The city will conduct a nationwide search for his successor, considering both internal and external candidates who choose to apply, according to a release. In the meantime, the city manager will appoint an interim director to lead the airport until the selection process is complete.



April 14 - April 20, 2014

United to debut world's longest non-stop 787 route
- Forbes

United Airlines plans to launch the longest non-stop route with a Boeing 787 when it debuts its Los Angeles-Melbourne service in October. The flight between California and Australia will cover a distance of 7,927 miles.

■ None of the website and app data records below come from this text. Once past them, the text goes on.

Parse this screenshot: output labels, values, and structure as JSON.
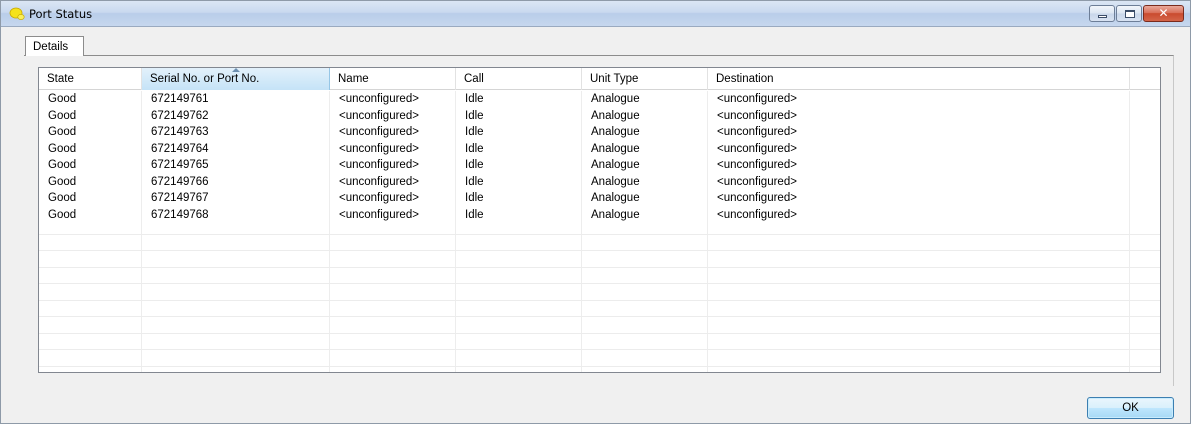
{
  "window": {
    "title": "Port Status",
    "minimize_icon": "minimize-icon",
    "maximize_icon": "maximize-icon",
    "close_icon": "close-icon",
    "close_glyph": "✕",
    "app_icon": "app-bubble-icon",
    "accent": "#c94a2e"
  },
  "tabs": [
    {
      "label": "Details",
      "active": true
    }
  ],
  "table": {
    "columns": [
      "State",
      "Serial No. or Port No.",
      "Name",
      "Call",
      "Unit Type",
      "Destination"
    ],
    "sorted_column": "Serial No. or Port No.",
    "sort_direction": "ascending",
    "rows": [
      [
        "Good",
        "672149761",
        "<unconfigured>",
        "Idle",
        "Analogue",
        "<unconfigured>"
      ],
      [
        "Good",
        "672149762",
        "<unconfigured>",
        "Idle",
        "Analogue",
        "<unconfigured>"
      ],
      [
        "Good",
        "672149763",
        "<unconfigured>",
        "Idle",
        "Analogue",
        "<unconfigured>"
      ],
      [
        "Good",
        "672149764",
        "<unconfigured>",
        "Idle",
        "Analogue",
        "<unconfigured>"
      ],
      [
        "Good",
        "672149765",
        "<unconfigured>",
        "Idle",
        "Analogue",
        "<unconfigured>"
      ],
      [
        "Good",
        "672149766",
        "<unconfigured>",
        "Idle",
        "Analogue",
        "<unconfigured>"
      ],
      [
        "Good",
        "672149767",
        "<unconfigured>",
        "Idle",
        "Analogue",
        "<unconfigured>"
      ],
      [
        "Good",
        "672149768",
        "<unconfigured>",
        "Idle",
        "Analogue",
        "<unconfigured>"
      ]
    ]
  },
  "footer": {
    "ok_label": "OK"
  }
}
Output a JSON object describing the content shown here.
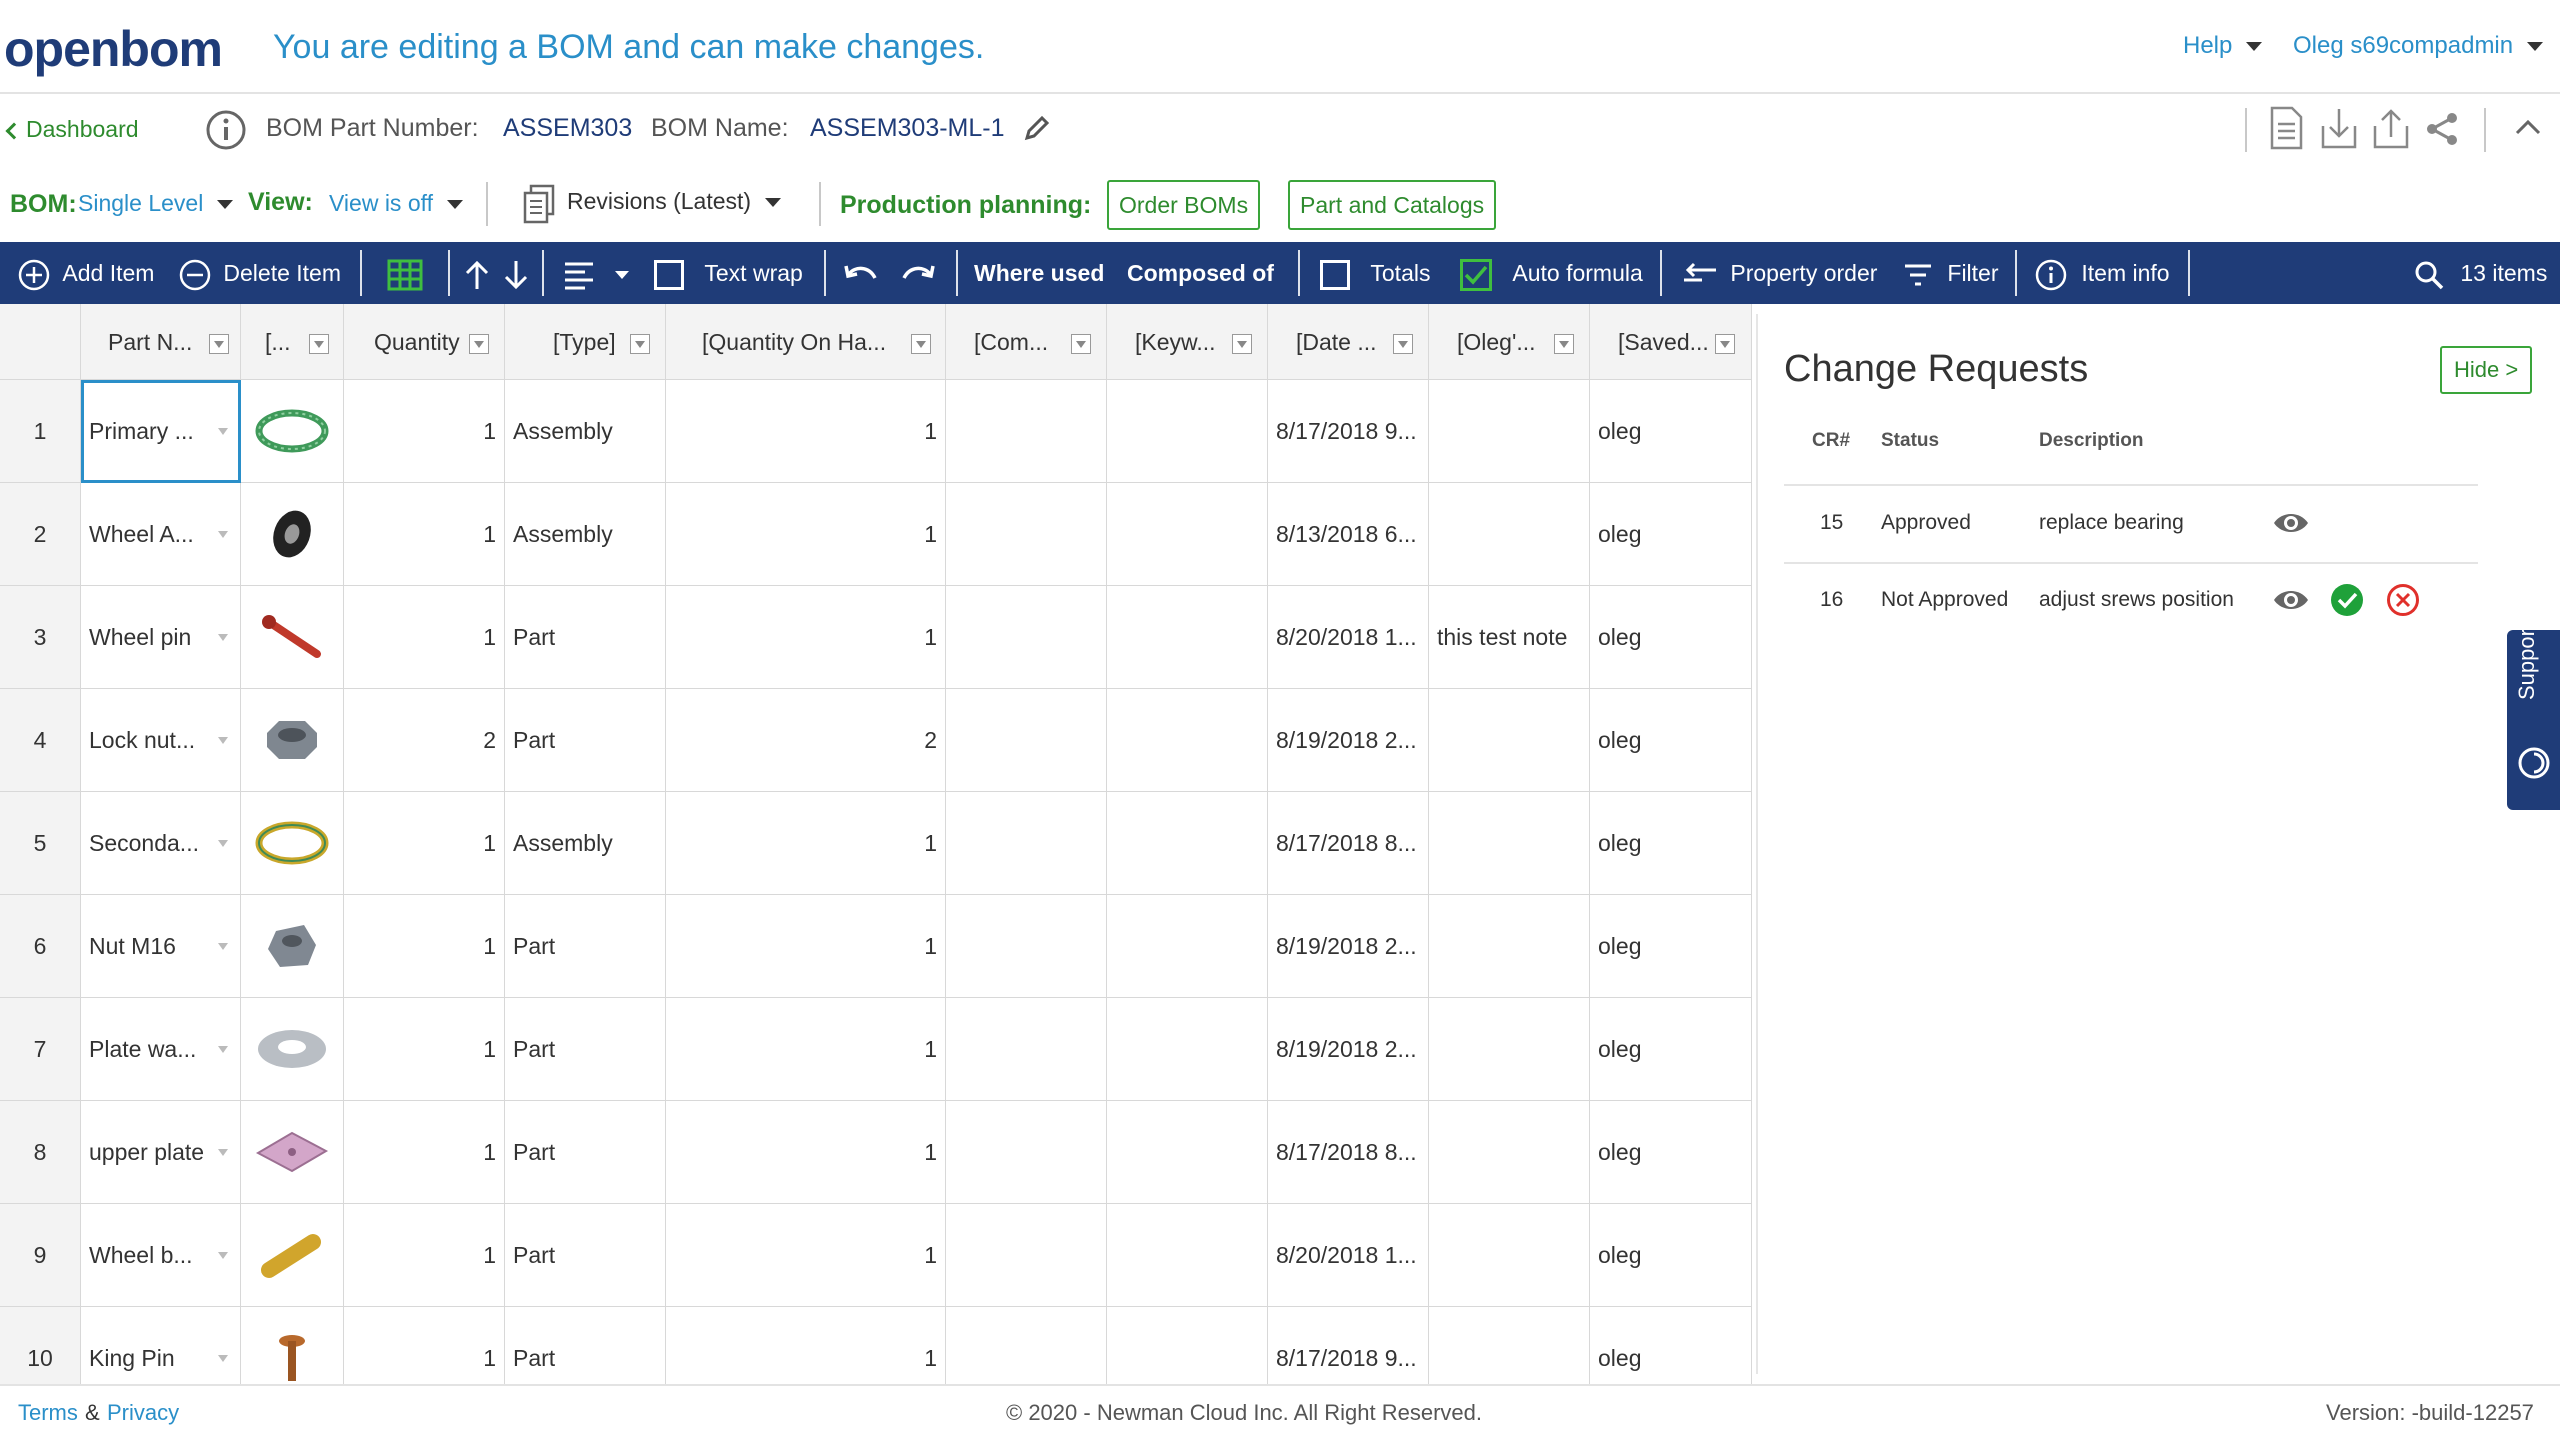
{
  "header": {
    "logo": "openbom",
    "editing_message": "You are editing a BOM and can make changes.",
    "help_label": "Help",
    "user_label": "Oleg s69compadmin"
  },
  "bom_info": {
    "dashboard_label": "Dashboard",
    "part_number_label": "BOM Part Number:",
    "part_number_value": "ASSEM303",
    "bom_name_label": "BOM Name:",
    "bom_name_value": "ASSEM303-ML-1"
  },
  "controls": {
    "bom_label": "BOM:",
    "bom_level": "Single Level",
    "view_label": "View:",
    "view_value": "View is off",
    "revisions_label": "Revisions (Latest)",
    "production_label": "Production planning:",
    "order_boms_label": "Order BOMs",
    "part_catalogs_label": "Part and Catalogs"
  },
  "toolbar": {
    "add_item": "Add Item",
    "delete_item": "Delete Item",
    "text_wrap": "Text wrap",
    "where_used": "Where used",
    "composed_of": "Composed of",
    "totals": "Totals",
    "auto_formula": "Auto formula",
    "property_order": "Property order",
    "filter": "Filter",
    "item_info": "Item info",
    "items_count": "13 items"
  },
  "grid": {
    "columns": [
      "Part N...",
      "[...",
      "Quantity",
      "[Type]",
      "[Quantity On Ha...",
      "[Com...",
      "[Keyw...",
      "[Date ...",
      "[Oleg'...",
      "[Saved..."
    ],
    "rows": [
      {
        "num": "1",
        "part": "Primary ...",
        "qty": "1",
        "type": "Assembly",
        "qoh": "1",
        "date": "8/17/2018 9...",
        "note": "",
        "saved": "oleg",
        "thumb": "green-ring"
      },
      {
        "num": "2",
        "part": "Wheel A...",
        "qty": "1",
        "type": "Assembly",
        "qoh": "1",
        "date": "8/13/2018 6...",
        "note": "",
        "saved": "oleg",
        "thumb": "wheel"
      },
      {
        "num": "3",
        "part": "Wheel pin",
        "qty": "1",
        "type": "Part",
        "qoh": "1",
        "date": "8/20/2018 1...",
        "note": "this test note",
        "saved": "oleg",
        "thumb": "pin"
      },
      {
        "num": "4",
        "part": "Lock nut...",
        "qty": "2",
        "type": "Part",
        "qoh": "2",
        "date": "8/19/2018 2...",
        "note": "",
        "saved": "oleg",
        "thumb": "locknut"
      },
      {
        "num": "5",
        "part": "Seconda...",
        "qty": "1",
        "type": "Assembly",
        "qoh": "1",
        "date": "8/17/2018 8...",
        "note": "",
        "saved": "oleg",
        "thumb": "yellow-ring"
      },
      {
        "num": "6",
        "part": "Nut M16",
        "qty": "1",
        "type": "Part",
        "qoh": "1",
        "date": "8/19/2018 2...",
        "note": "",
        "saved": "oleg",
        "thumb": "nut"
      },
      {
        "num": "7",
        "part": "Plate wa...",
        "qty": "1",
        "type": "Part",
        "qoh": "1",
        "date": "8/19/2018 2...",
        "note": "",
        "saved": "oleg",
        "thumb": "washer"
      },
      {
        "num": "8",
        "part": "upper plate",
        "qty": "1",
        "type": "Part",
        "qoh": "1",
        "date": "8/17/2018 8...",
        "note": "",
        "saved": "oleg",
        "thumb": "plate"
      },
      {
        "num": "9",
        "part": "Wheel b...",
        "qty": "1",
        "type": "Part",
        "qoh": "1",
        "date": "8/20/2018 1...",
        "note": "",
        "saved": "oleg",
        "thumb": "bushing"
      },
      {
        "num": "10",
        "part": "King Pin",
        "qty": "1",
        "type": "Part",
        "qoh": "1",
        "date": "8/17/2018 9...",
        "note": "",
        "saved": "oleg",
        "thumb": "kingpin"
      }
    ]
  },
  "change_requests": {
    "title": "Change Requests",
    "hide_label": "Hide >",
    "headers": {
      "cr": "CR#",
      "status": "Status",
      "description": "Description"
    },
    "items": [
      {
        "cr": "15",
        "status": "Approved",
        "description": "replace bearing"
      },
      {
        "cr": "16",
        "status": "Not Approved",
        "description": "adjust srews position"
      }
    ]
  },
  "support_label": "Support",
  "footer": {
    "terms": "Terms",
    "amp": "&",
    "privacy": "Privacy",
    "copyright": "© 2020 - Newman Cloud Inc. All Right Reserved.",
    "version": "Version: -build-12257"
  },
  "colors": {
    "brand_navy": "#1f3c78",
    "link_blue": "#2a8fc9",
    "accent_green": "#2e8b2e",
    "reject_red": "#e0302b"
  }
}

United plans to offer the flight six days a week.


Airport group rejects Newport's plan - OC Register
The Airport Land Use Commission’s vote is 3-2 against allowing more housing and development from being incorporated in the city’s General Plan.

Concerned about safety and noise, [the Airport Land Use Commission] an airport group on Thursday opposed plans for more housing near John Wayne Airport, something Newport Beach is pushing for.
 
The 3-2 vote by the Airport Land Use Commission won’t necessarily stop more housing and development from being incorporated in the city’s General Plan, a long-range document for growth.
 
The City Council could override the commission’s vote. Ultimately, the decision will rest with Newport Beach voters to approve or reject changes to the General Plan in November.
 
On Thursday, airport commissioners called the city’s changes “inconsistent” with airport planning documents.
 
Kari Rigoni, the commission’s executive officer, said the group, appointed by the Orange County Board of Supervisors among others, has historically expressed concern about new housing in the area bounded by Campus Drive, MacArthur Boulevard, Jamboree Road and Bristol Street.
 
Rigoni said aircraft noise is one issue. Another is safety, she said, because some housing proposed by the city would sit under the general aviation flight path, a route used by small planes.

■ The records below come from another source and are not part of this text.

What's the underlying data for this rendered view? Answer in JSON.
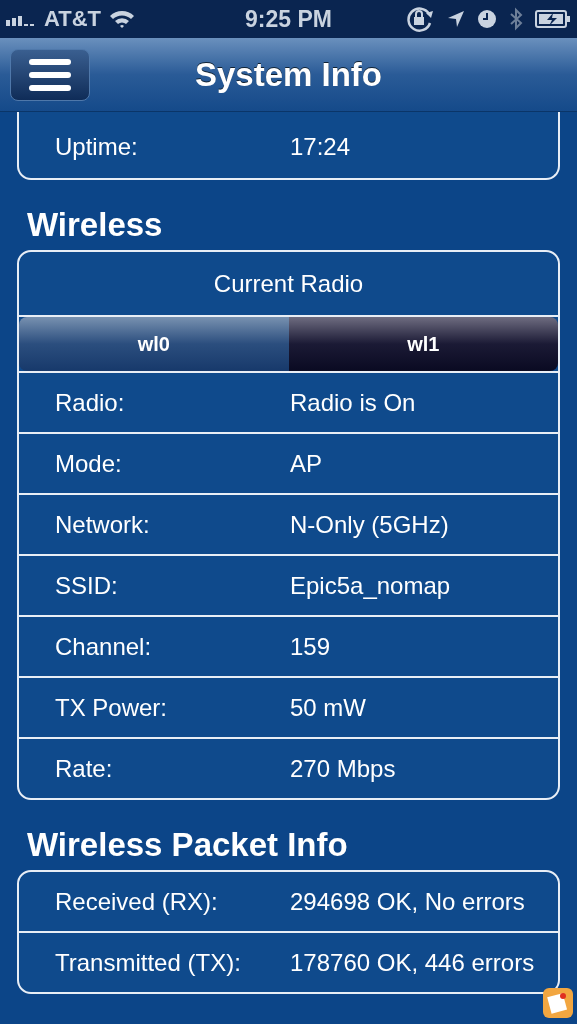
{
  "status_bar": {
    "carrier": "AT&T",
    "time": "9:25 PM"
  },
  "header": {
    "title": "System Info"
  },
  "system_rows": [
    {
      "label": "Uptime:",
      "value": "17:24"
    }
  ],
  "wireless": {
    "heading": "Wireless",
    "radio_title": "Current Radio",
    "radios": [
      {
        "label": "wl0",
        "selected": false
      },
      {
        "label": "wl1",
        "selected": true
      }
    ],
    "rows": [
      {
        "label": "Radio:",
        "value": "Radio is On"
      },
      {
        "label": "Mode:",
        "value": "AP"
      },
      {
        "label": "Network:",
        "value": "N-Only (5GHz)"
      },
      {
        "label": "SSID:",
        "value": "Epic5a_nomap"
      },
      {
        "label": "Channel:",
        "value": "159"
      },
      {
        "label": "TX Power:",
        "value": "50 mW"
      },
      {
        "label": "Rate:",
        "value": "270 Mbps"
      }
    ]
  },
  "packets": {
    "heading": "Wireless Packet Info",
    "rows": [
      {
        "label": "Received (RX):",
        "value": "294698 OK, No errors"
      },
      {
        "label": "Transmitted (TX):",
        "value": "178760 OK, 446 errors"
      }
    ]
  }
}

April 7- April 13, 2014

John Wayne, LAX passenger traffic rose in February; Long Beach, Ontario declined
- OC Register
   
John Wayne and Los Angeles International airports reported an increase in passengers in February, but Long Beach and Ontario both saw declines.
 
In Orange County, nearly 672,000 travelers passed through John Wayne, up 2.9 percent over February 2013. LAX passenger traffic rose to nearly 4.8 million, a 6.3 percent increase.
 
John Wayne saw its second month of decline in international travel. The four daily flights to Mexico and one to Vancouver, British Columbia, carried just over 20,000 passengers, a 7.3 percent drop from the nearly 22,000 in February of last year.
 
Domestic passenger traffic, however, remains healthy, which John Wayne spokeswoman Jenny Wedge called an indication of the economic recovery.   She said Mexico demand typically declines in January and February before improving in March. She noted John Wayne had a similar drop-off in Mexico traffic in the first two months of last year.
 
Nearly 102,000 more international travelers flew through LAX that month, an 8.6 percent year-over-year jump. As an international port of entry, LAX is part of a growing surge in foreign visitors nationwide.
 
Long Beach Airport and Ontario International Airport continued to have their woes as airlines focus service on major hubs.
 
February traffic at Long Beach dropped to just under 196,000, a 7.6 percent year-over-year decline. Travel through Ontario fell to 286,000, 2.4 percent below last year.



March 31 - April 6, 2014

JWA and OC move towards locking in limits on travel

The airport is currently preparing an Environmental Impact Report for the proposed Settlement Agreement Amendment.  The next step in the process is the publication of a Draft EIR for public review and comment. 

Following this, the Board of Supervisors will certify the EIR and probably adopt the "Proposed Project" that was negotiated in secret between the County and Newport Beach groups.  This alternative caps the number of passengers and flights that can be served through 2030.  For the proposal and other alternatives click here.


JWA posts positive results for February

John Wayne Airport posts a 2.9% increase in passenger traffic for both the month of February and the first two months of 2014 when compared to the same periods last year.


Click here for previous news reports